These are very valuable things to do. Swedish Enterprise welcomes those measures and we are glad to see that the “green lanes” initiative has resulted in a somewhat improved situation at intra-EU borders. The Commission’s new guidelines for mobility for workers is also a step in the right direction but those guidelines need to be followed through by member states – something I hope the Commission will monitor vigorously.
But we also need to see more forceful measures to help companies – regardless of the sector – that still produce today continue to do so and to sustain jobs. So far the focus has rightly been on transport services, medical and food supplies. But measures to keep supply chains open and production alive need to be much broader.
Q: So what remains to be done?
We need to consider all possible actions and use all available instruments. The goal should be to lay the foundations for the best possible conditions post-Corona that keeps as many companies – and jobs – viable. We have no time to wait. This is what I propose:
1. Make essential input goods duty free across industries. With many European countries closed down, input goods will be missing for those industries still producing. At the same time, other countries are opening up again, for example China. Unilaterally removing import duties on components that companies in the EU need could simplify access to input goods for companies.
2. Temporarily remove various trade defence instruments such as anti-dumping or other protective measures on those raw materials and inputs that companies struggle to access. Given the urgency of the situation this should be a priority for the EU.
3. Identify “key competences” at the EU level and restore mobility for people that qualify, as is currently done at national level. Not only are key competencies needed at the national level, they are also needed in other “systems”, such as within companies and value chains.
4. Remove EU import duties on essential medical equipment. There is no reason to wait; tariffs are not high and there would be limited impact on EU “domestic” producers.
5. Remove import duties on essential medical equipment at global level. The EU should be pushing for a removal of all such tariffs at multilateral level.
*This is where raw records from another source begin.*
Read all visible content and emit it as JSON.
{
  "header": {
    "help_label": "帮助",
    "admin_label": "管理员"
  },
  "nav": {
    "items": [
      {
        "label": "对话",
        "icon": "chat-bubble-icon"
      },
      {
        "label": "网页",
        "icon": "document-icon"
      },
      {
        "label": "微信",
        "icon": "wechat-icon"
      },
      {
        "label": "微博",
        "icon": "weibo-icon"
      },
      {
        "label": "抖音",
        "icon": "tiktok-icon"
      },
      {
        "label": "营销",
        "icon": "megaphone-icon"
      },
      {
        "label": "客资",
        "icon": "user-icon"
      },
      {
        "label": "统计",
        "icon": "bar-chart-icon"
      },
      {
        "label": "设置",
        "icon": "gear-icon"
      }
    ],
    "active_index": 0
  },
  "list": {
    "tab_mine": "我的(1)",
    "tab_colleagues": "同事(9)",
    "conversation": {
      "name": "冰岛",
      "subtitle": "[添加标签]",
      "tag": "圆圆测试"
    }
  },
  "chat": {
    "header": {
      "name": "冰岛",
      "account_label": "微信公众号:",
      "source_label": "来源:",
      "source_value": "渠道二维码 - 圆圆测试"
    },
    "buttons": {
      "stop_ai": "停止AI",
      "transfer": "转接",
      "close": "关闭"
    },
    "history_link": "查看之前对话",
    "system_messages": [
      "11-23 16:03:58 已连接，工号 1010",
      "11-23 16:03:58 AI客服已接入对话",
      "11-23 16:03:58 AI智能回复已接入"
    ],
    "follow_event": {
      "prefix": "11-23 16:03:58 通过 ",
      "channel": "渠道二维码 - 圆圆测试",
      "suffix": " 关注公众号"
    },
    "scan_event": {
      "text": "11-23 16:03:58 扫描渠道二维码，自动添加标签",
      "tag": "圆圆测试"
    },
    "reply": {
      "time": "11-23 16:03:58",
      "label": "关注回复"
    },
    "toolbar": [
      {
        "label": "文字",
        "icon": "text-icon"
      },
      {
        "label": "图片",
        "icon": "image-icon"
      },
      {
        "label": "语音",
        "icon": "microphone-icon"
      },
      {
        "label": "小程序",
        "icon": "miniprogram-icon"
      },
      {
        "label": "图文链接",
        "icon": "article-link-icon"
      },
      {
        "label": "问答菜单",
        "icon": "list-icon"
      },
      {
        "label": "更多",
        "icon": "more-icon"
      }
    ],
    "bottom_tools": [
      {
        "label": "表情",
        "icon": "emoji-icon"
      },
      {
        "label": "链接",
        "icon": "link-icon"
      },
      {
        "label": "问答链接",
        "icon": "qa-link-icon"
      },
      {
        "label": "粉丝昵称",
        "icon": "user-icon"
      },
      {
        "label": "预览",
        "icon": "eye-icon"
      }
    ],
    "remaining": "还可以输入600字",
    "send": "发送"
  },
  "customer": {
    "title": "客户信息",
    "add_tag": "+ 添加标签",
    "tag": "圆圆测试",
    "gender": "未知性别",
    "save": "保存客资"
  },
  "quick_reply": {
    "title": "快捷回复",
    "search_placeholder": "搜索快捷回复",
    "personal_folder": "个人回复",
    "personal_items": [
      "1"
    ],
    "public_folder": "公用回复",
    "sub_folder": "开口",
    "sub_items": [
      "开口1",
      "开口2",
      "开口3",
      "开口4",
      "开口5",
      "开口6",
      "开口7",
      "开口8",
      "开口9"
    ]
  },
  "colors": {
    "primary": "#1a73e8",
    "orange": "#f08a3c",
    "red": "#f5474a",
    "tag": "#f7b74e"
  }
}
6. Prepare for the inevitability of an increasingly digital world. This should be obvious; the digitisation of production and trade has been obvious for years. In recent weeks and months, countries and businesses have been adapting to digital working methods. This development gives even more leverage in data flow negotiations – both within the WTO and in more ambitious free trade agreements.
7. Reinforce the EU single market. Trade should be frictionless, whether between Paris and Toulouse or Paris and Lisbon. The case for the free movement of people, goods, services and capital should also be self-evident. This makes it vital that the current obstacles introduced by national governments are not allowed to fragment the single market in the face of the inevitable calls for greater “self-sufficiency” following the crisis.
These are only a few actions that the EU should be putting on the table now. There is no time to lose.